Look through the data below. Show each line where the string "content" occurs.

*DATA FOR THE TASK*.
_ _ _ _ _ _ _

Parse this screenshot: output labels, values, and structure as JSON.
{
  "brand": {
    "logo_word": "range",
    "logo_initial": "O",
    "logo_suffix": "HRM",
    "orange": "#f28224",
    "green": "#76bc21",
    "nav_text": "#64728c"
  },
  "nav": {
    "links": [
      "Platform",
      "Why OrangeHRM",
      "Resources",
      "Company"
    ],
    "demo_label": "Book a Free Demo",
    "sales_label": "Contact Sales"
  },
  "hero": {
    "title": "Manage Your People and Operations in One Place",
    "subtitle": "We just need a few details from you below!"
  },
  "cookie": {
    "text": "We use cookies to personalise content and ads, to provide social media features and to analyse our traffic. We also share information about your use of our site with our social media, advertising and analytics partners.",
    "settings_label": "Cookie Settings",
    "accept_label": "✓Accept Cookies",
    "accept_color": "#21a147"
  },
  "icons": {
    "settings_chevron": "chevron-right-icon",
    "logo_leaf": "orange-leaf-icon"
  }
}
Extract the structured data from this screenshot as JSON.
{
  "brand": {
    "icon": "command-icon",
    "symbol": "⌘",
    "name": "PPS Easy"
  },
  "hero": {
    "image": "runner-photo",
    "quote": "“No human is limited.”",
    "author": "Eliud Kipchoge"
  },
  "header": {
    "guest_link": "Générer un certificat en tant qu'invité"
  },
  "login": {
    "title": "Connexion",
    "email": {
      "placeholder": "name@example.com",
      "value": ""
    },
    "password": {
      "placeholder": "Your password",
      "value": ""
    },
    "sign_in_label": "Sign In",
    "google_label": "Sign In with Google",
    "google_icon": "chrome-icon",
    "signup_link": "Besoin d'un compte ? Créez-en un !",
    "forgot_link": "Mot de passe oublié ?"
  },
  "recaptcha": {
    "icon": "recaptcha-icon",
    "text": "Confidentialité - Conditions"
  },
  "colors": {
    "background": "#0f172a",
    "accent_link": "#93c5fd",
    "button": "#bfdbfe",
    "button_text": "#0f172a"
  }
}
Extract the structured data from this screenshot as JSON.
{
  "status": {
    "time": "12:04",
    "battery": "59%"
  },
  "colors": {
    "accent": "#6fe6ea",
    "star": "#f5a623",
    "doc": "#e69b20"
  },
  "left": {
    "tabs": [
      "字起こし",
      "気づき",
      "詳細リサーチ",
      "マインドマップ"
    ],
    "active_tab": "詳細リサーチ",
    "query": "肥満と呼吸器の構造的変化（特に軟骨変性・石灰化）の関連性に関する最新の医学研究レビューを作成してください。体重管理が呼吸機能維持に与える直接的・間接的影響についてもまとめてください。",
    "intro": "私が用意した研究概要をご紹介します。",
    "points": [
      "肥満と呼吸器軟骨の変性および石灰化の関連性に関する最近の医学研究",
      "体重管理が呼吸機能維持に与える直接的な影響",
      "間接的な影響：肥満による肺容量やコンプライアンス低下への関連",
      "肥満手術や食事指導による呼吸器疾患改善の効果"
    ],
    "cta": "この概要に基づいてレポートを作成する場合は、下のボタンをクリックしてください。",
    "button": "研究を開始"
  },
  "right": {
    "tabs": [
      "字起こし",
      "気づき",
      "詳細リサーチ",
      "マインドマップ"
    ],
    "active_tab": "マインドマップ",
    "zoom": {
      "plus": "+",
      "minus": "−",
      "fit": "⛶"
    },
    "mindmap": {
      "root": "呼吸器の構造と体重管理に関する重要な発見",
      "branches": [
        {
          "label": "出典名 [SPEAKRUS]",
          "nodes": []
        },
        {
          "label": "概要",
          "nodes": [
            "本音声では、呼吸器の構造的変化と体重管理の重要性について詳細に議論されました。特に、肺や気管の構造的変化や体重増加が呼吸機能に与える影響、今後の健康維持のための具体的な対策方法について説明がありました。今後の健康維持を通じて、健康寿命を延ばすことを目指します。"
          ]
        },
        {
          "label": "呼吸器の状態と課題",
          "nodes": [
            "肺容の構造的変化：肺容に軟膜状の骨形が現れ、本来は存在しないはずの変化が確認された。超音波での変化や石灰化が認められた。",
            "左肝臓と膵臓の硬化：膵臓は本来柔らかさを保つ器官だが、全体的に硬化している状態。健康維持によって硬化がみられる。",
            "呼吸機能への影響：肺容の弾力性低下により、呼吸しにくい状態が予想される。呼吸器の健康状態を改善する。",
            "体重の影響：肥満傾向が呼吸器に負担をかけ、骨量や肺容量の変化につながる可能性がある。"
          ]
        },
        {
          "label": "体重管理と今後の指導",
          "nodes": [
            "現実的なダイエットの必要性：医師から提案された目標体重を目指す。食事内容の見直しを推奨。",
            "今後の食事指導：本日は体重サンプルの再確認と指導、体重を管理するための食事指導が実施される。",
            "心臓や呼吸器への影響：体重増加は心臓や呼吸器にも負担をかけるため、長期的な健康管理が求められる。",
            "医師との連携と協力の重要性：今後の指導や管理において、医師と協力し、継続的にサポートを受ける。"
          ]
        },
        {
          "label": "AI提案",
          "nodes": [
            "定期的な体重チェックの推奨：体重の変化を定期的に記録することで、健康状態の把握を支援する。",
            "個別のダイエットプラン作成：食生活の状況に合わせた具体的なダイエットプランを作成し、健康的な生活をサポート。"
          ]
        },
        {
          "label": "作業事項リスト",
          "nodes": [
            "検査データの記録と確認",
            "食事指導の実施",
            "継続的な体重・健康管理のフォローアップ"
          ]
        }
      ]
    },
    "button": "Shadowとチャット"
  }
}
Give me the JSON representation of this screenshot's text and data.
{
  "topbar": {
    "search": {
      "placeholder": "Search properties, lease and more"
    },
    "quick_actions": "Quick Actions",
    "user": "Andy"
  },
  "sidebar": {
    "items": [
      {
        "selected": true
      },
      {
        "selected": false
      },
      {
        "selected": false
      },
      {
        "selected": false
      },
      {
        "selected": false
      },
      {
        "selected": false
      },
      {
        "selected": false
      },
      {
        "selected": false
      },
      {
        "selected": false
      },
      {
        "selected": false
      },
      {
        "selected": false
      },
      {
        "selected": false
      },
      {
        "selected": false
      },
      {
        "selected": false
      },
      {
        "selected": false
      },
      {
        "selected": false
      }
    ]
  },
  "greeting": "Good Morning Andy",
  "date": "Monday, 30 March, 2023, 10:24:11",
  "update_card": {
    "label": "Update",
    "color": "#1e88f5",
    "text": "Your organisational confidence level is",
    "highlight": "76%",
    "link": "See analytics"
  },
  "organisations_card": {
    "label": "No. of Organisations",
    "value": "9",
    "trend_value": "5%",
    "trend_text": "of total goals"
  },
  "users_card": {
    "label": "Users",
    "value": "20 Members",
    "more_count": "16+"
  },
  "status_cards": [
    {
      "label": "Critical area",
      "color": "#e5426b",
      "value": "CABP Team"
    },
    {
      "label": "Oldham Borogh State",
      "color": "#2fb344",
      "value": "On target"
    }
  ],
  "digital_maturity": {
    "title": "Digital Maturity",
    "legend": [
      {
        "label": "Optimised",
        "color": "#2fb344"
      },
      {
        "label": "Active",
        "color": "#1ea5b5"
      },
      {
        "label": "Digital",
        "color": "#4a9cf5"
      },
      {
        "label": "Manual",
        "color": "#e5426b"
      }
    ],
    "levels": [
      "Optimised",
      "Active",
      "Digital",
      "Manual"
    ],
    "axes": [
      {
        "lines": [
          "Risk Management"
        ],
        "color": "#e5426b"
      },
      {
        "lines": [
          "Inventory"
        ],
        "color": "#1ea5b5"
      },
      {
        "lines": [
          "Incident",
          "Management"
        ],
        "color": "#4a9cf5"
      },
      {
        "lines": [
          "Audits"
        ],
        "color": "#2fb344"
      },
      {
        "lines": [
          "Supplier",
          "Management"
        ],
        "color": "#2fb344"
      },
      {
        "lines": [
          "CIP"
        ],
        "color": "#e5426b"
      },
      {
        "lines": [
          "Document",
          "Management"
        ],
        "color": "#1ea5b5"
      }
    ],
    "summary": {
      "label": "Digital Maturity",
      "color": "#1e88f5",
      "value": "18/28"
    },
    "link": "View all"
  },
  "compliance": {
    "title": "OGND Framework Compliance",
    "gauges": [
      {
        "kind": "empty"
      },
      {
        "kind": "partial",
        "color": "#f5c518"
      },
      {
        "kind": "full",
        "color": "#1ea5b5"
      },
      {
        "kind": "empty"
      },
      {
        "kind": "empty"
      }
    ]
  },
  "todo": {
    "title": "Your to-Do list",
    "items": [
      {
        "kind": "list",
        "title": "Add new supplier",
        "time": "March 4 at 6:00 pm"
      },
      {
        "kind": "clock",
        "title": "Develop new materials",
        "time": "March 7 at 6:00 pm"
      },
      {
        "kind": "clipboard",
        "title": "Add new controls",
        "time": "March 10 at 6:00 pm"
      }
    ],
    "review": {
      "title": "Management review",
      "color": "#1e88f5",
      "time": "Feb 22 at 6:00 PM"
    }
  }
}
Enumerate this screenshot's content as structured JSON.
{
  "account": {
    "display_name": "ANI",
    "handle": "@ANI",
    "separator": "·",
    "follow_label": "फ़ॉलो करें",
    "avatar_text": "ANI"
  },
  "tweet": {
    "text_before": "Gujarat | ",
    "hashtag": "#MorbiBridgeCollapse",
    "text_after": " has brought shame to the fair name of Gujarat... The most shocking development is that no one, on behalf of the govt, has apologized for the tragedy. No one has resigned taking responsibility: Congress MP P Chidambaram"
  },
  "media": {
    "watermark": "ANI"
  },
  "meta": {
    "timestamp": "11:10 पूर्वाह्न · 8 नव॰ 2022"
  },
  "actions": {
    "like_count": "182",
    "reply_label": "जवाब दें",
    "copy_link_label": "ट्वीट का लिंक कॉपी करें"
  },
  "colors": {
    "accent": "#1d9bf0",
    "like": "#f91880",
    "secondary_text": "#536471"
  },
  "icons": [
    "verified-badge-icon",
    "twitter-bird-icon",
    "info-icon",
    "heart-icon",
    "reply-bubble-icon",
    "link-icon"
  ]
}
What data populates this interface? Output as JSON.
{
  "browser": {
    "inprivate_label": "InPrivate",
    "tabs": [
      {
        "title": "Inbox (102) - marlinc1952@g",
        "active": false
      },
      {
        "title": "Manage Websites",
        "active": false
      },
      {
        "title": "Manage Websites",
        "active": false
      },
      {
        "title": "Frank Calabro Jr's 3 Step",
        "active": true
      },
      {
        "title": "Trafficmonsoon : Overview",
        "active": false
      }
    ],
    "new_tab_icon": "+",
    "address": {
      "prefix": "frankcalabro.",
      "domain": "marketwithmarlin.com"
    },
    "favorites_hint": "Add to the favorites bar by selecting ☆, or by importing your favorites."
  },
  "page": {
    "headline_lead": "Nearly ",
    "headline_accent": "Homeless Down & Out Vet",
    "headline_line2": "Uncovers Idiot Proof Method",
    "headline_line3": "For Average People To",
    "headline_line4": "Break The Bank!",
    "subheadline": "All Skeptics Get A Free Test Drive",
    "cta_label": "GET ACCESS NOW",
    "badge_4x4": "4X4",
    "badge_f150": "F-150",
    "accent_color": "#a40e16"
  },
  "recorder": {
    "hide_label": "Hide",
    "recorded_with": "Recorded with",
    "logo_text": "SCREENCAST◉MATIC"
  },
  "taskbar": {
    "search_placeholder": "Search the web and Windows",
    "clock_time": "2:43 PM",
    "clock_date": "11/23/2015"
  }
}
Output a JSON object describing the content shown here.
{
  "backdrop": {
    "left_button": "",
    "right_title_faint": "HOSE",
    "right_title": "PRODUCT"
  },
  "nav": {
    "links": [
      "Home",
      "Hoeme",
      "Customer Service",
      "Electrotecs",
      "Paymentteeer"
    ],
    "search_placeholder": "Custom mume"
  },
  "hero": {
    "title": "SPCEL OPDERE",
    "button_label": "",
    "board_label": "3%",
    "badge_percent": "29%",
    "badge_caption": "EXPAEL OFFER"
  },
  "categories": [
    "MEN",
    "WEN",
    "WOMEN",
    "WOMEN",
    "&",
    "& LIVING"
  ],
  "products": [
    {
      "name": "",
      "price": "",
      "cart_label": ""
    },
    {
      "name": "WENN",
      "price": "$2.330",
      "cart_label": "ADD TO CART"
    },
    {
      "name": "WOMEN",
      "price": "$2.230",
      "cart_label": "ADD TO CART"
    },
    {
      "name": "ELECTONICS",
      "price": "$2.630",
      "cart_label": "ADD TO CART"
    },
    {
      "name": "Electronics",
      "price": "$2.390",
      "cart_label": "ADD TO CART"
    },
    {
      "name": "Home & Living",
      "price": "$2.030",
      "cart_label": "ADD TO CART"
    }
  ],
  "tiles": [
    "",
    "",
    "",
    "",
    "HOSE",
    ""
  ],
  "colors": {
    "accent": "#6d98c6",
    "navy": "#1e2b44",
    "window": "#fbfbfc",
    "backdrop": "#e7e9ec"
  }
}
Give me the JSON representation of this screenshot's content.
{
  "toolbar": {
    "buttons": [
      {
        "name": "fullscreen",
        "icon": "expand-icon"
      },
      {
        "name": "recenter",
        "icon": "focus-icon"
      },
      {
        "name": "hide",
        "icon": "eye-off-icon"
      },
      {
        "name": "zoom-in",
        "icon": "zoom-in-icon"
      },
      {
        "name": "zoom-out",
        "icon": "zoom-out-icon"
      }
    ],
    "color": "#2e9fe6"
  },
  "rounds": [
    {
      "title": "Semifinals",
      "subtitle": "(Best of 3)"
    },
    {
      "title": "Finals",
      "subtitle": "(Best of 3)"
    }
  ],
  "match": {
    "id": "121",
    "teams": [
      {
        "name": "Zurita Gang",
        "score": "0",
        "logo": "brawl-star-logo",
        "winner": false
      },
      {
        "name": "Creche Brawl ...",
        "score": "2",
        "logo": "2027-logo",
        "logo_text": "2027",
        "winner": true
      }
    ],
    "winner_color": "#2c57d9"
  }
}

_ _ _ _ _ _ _

*ANSWER BOX*.
    "text": "We use cookies to personalise content and ads, to provide social media features and to analyse our traffic. We also share information about your use of our site with our social media, advertising and analytics partners.",
Enumerate this screenshot's content as structured JSON.
Output a JSON object describing the content shown here.
Give me the JSON representation of this screenshot's content.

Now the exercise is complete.